Report the count of lines below in which the string "icon" occurs; include nothing else.

■ Given data:
[Start of section]

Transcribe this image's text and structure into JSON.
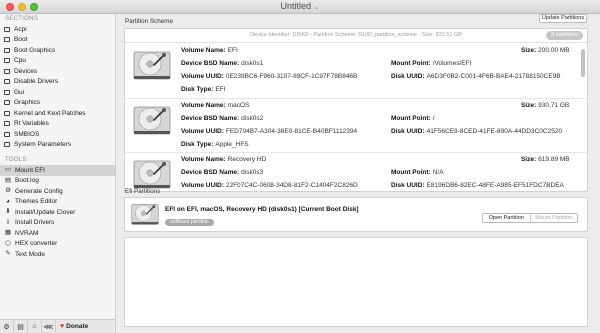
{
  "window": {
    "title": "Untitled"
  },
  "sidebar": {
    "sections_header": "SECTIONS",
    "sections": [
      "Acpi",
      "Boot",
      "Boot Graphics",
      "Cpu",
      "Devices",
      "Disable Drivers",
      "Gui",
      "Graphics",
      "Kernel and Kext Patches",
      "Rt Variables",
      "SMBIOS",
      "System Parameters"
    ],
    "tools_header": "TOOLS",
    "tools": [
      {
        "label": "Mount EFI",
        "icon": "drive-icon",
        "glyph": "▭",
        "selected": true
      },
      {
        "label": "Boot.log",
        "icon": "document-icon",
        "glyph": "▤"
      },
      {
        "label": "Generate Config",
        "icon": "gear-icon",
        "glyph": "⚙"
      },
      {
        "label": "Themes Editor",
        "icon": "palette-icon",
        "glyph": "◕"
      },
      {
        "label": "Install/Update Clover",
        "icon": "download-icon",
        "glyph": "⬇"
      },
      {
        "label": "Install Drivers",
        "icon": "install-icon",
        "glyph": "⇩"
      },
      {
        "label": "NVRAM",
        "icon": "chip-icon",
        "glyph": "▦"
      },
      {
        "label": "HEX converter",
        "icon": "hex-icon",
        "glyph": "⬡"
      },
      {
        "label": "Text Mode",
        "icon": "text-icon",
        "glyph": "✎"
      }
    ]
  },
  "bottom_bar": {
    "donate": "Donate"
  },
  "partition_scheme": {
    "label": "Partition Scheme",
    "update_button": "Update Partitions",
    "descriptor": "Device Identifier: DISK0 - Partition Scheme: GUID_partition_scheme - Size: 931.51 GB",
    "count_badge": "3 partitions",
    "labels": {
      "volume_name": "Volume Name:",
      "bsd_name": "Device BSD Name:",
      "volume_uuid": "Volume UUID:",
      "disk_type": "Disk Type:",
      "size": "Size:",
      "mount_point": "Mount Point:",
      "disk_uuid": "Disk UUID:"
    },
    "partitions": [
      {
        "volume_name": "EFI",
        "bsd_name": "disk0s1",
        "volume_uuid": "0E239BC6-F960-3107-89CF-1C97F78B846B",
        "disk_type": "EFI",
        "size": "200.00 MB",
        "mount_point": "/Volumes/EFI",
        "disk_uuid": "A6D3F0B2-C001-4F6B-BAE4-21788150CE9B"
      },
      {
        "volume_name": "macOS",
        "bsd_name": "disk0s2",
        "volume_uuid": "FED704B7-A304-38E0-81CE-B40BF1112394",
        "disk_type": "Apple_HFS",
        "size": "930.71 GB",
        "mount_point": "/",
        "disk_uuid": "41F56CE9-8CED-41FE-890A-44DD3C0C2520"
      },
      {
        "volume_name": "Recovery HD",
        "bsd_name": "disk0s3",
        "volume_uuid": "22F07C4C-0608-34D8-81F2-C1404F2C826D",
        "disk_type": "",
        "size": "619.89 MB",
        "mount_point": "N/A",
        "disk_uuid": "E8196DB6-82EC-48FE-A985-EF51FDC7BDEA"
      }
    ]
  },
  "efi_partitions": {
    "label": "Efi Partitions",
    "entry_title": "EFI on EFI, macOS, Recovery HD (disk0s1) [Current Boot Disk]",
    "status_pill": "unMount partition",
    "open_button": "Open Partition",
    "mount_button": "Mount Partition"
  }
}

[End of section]

■ Answer box: 9